1 Like


I just want to warn people: some phones will accidentally post the wrong location if directly using the iNat app, especially if phone is looking for wifi. I have found the GPS half a mile off, marked at one of the nearby homes one to many times. Many thanks to @alex_abair for noticing this issue.

1 Like


There are two advantages to google maps (or presumably any other mapping app) - one is that you can see your location on a map, and therefore know when it has found a good fix. The other is that, if I’m not wrong, google maps continues to hold an accurate location when in the background, while iNaturalist does not seem to. That might be something to do with my location settings though.



Maybe it does for you. For me, on Android 9, in Google Maps version 10.11.1, it only continually fetches coordinates in the background if it’s providing me with directions.

1 Like


I started geotagging my pictures long before iNaturalist.

Currently I’m using my Garmin Fenix 3 watch for tracking. I use it as a fitness tracker and I’m also able to export the .gpx tracks if I want to geotag my photos.
It’s really easy with Geosetter for Windows. I download the .gpx tracks into the same folder as the pictures. That way I just open the folder in Geosetter, tick the .gpx track, select all pictures and press CTRL+G to automatically geotag all pictures.
It’s a really simple process!
You need to be careful if you’re travelling and pass different timezones.
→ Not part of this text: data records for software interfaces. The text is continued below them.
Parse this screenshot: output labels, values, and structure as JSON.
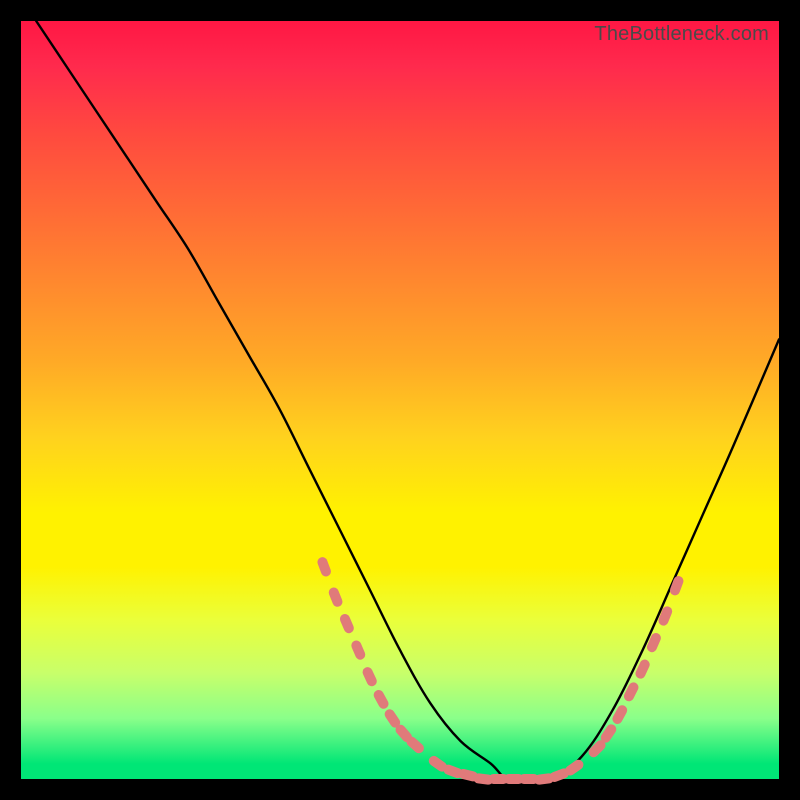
{
  "watermark": "TheBottleneck.com",
  "colors": {
    "gradient_top": "#ff1744",
    "gradient_mid": "#fff200",
    "gradient_bottom": "#00e676",
    "curve": "#000000",
    "dots": "#e07a7a",
    "frame": "#000000"
  },
  "chart_data": {
    "type": "line",
    "title": "",
    "xlabel": "",
    "ylabel": "",
    "xlim": [
      0,
      100
    ],
    "ylim": [
      0,
      100
    ],
    "grid": false,
    "legend": false,
    "series": [
      {
        "name": "bottleneck-curve",
        "x": [
          2,
          6,
          10,
          14,
          18,
          22,
          26,
          30,
          34,
          38,
          42,
          46,
          50,
          54,
          58,
          62,
          64,
          66,
          70,
          74,
          78,
          82,
          86,
          90,
          94,
          100
        ],
        "y": [
          100,
          94,
          88,
          82,
          76,
          70,
          63,
          56,
          49,
          41,
          33,
          25,
          17,
          10,
          5,
          2,
          0,
          0,
          0,
          3,
          9,
          17,
          26,
          35,
          44,
          58
        ]
      }
    ],
    "markers": {
      "name": "highlight-dots",
      "x": [
        40,
        41.5,
        43,
        44.5,
        46,
        47.5,
        49,
        50.5,
        52,
        55,
        57,
        59,
        61,
        63,
        65,
        67,
        69,
        71,
        73,
        76,
        77.5,
        79,
        80.5,
        82,
        83.5,
        85,
        86.5
      ],
      "y": [
        28,
        24,
        20.5,
        17,
        13.5,
        10.5,
        8,
        6,
        4.5,
        2,
        1,
        0.5,
        0,
        0,
        0,
        0,
        0,
        0.5,
        1.5,
        4,
        6,
        8.5,
        11.5,
        14.5,
        18,
        21.5,
        25.5
      ]
    }
  }
}
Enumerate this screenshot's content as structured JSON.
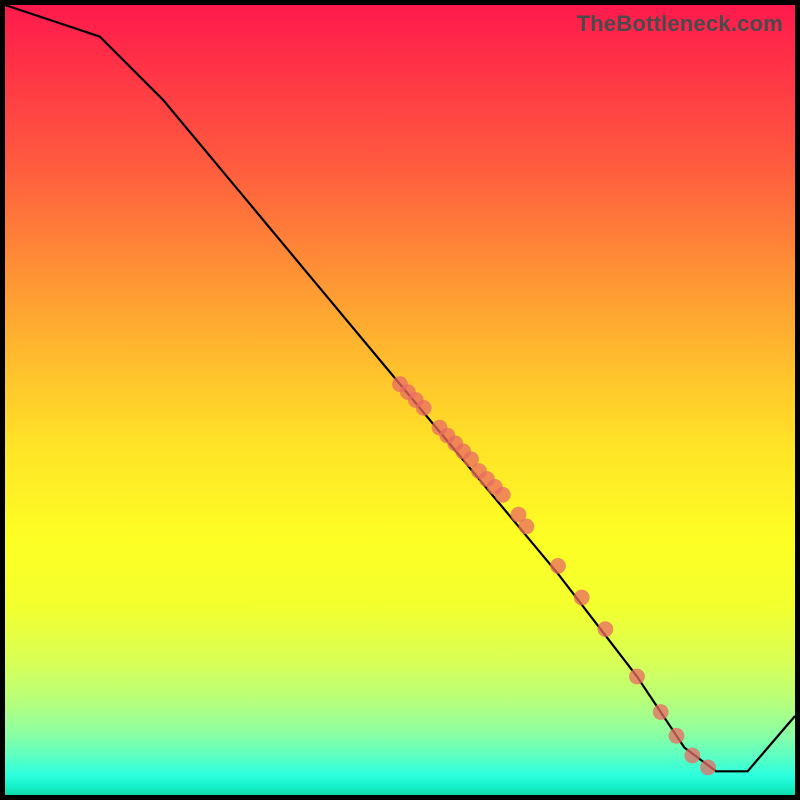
{
  "watermark": "TheBottleneck.com",
  "colors": {
    "line": "#000000",
    "dots": "#e96a63",
    "frame": "#000000"
  },
  "chart_data": {
    "type": "line",
    "title": "",
    "xlabel": "",
    "ylabel": "",
    "xlim": [
      0,
      100
    ],
    "ylim": [
      0,
      100
    ],
    "grid": false,
    "curve_xy": [
      [
        0,
        100
      ],
      [
        12,
        96
      ],
      [
        20,
        88
      ],
      [
        30,
        76
      ],
      [
        40,
        64
      ],
      [
        50,
        52
      ],
      [
        60,
        40
      ],
      [
        70,
        28
      ],
      [
        80,
        15
      ],
      [
        86,
        6
      ],
      [
        90,
        3
      ],
      [
        94,
        3
      ],
      [
        100,
        10
      ]
    ],
    "scatter_xy": [
      [
        50,
        52
      ],
      [
        51,
        51
      ],
      [
        52,
        50
      ],
      [
        53,
        49
      ],
      [
        55,
        46.5
      ],
      [
        56,
        45.5
      ],
      [
        57,
        44.5
      ],
      [
        58,
        43.5
      ],
      [
        59,
        42.5
      ],
      [
        60,
        41
      ],
      [
        61,
        40
      ],
      [
        62,
        39
      ],
      [
        63,
        38
      ],
      [
        65,
        35.5
      ],
      [
        66,
        34
      ],
      [
        70,
        29
      ],
      [
        73,
        25
      ],
      [
        76,
        21
      ],
      [
        80,
        15
      ],
      [
        83,
        10.5
      ],
      [
        85,
        7.5
      ],
      [
        87,
        5
      ],
      [
        89,
        3.5
      ]
    ],
    "dot_radius": 1.0
  }
}
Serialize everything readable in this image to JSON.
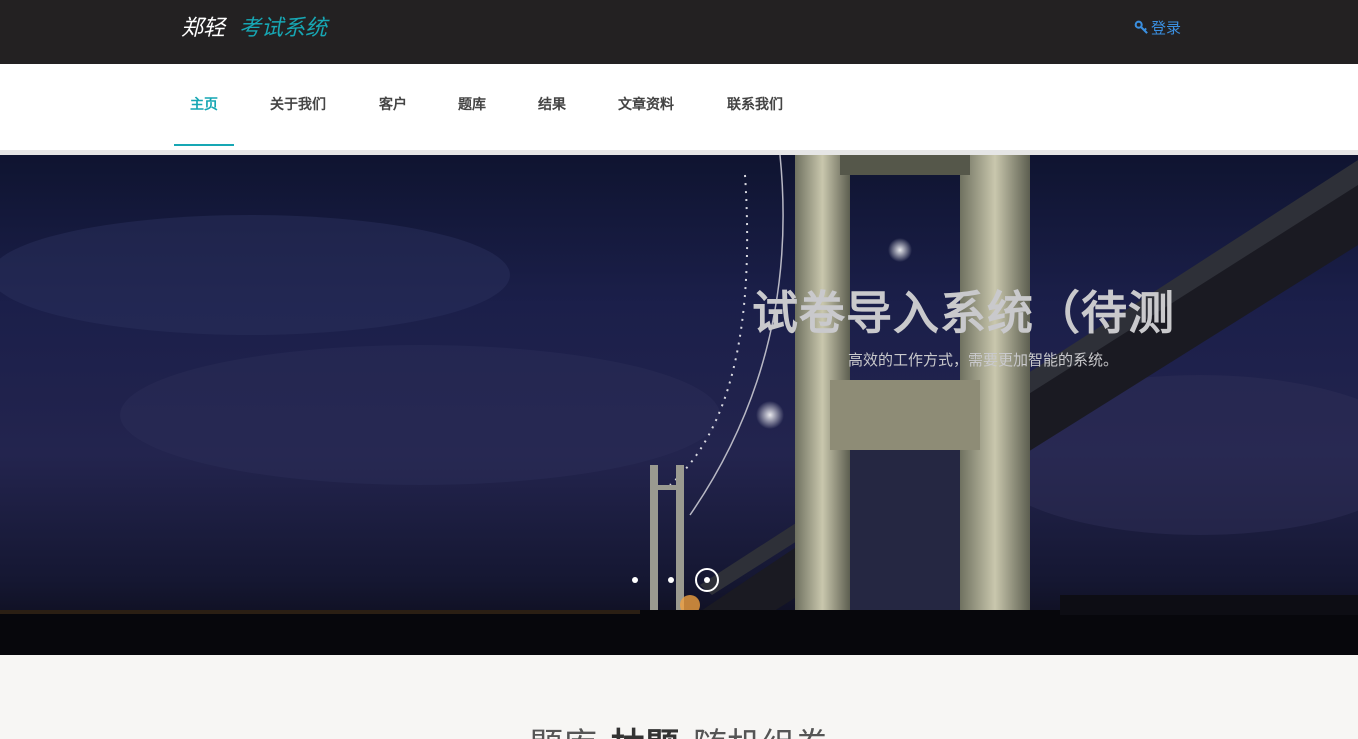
{
  "header": {
    "brand_name": "郑轻",
    "brand_system": "考试系统",
    "login_label": "登录",
    "login_icon": "key-icon",
    "accent_color": "#17a7b4",
    "link_color": "#3a8fe0"
  },
  "nav": {
    "items": [
      {
        "label": "主页",
        "active": true
      },
      {
        "label": "关于我们",
        "active": false
      },
      {
        "label": "客户",
        "active": false
      },
      {
        "label": "题库",
        "active": false
      },
      {
        "label": "结果",
        "active": false
      },
      {
        "label": "文章资料",
        "active": false
      },
      {
        "label": "联系我们",
        "active": false
      }
    ]
  },
  "hero": {
    "title": "试卷导入系统（待测",
    "subtitle": "高效的工作方式，需要更加智能的系统。",
    "slide_count": 3,
    "active_slide": 3
  },
  "section": {
    "heading_left": "题库",
    "heading_bold": "抽题",
    "heading_right": "随机组卷"
  }
}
In the past I’ve used a dedicated cheap GPS logger (i-Blue 747A+) to track my travels and geotag my pictures. The battery lasted much longer than my Fenix watch, but I can easily get through a day with it when I reduce the GPS logging rate.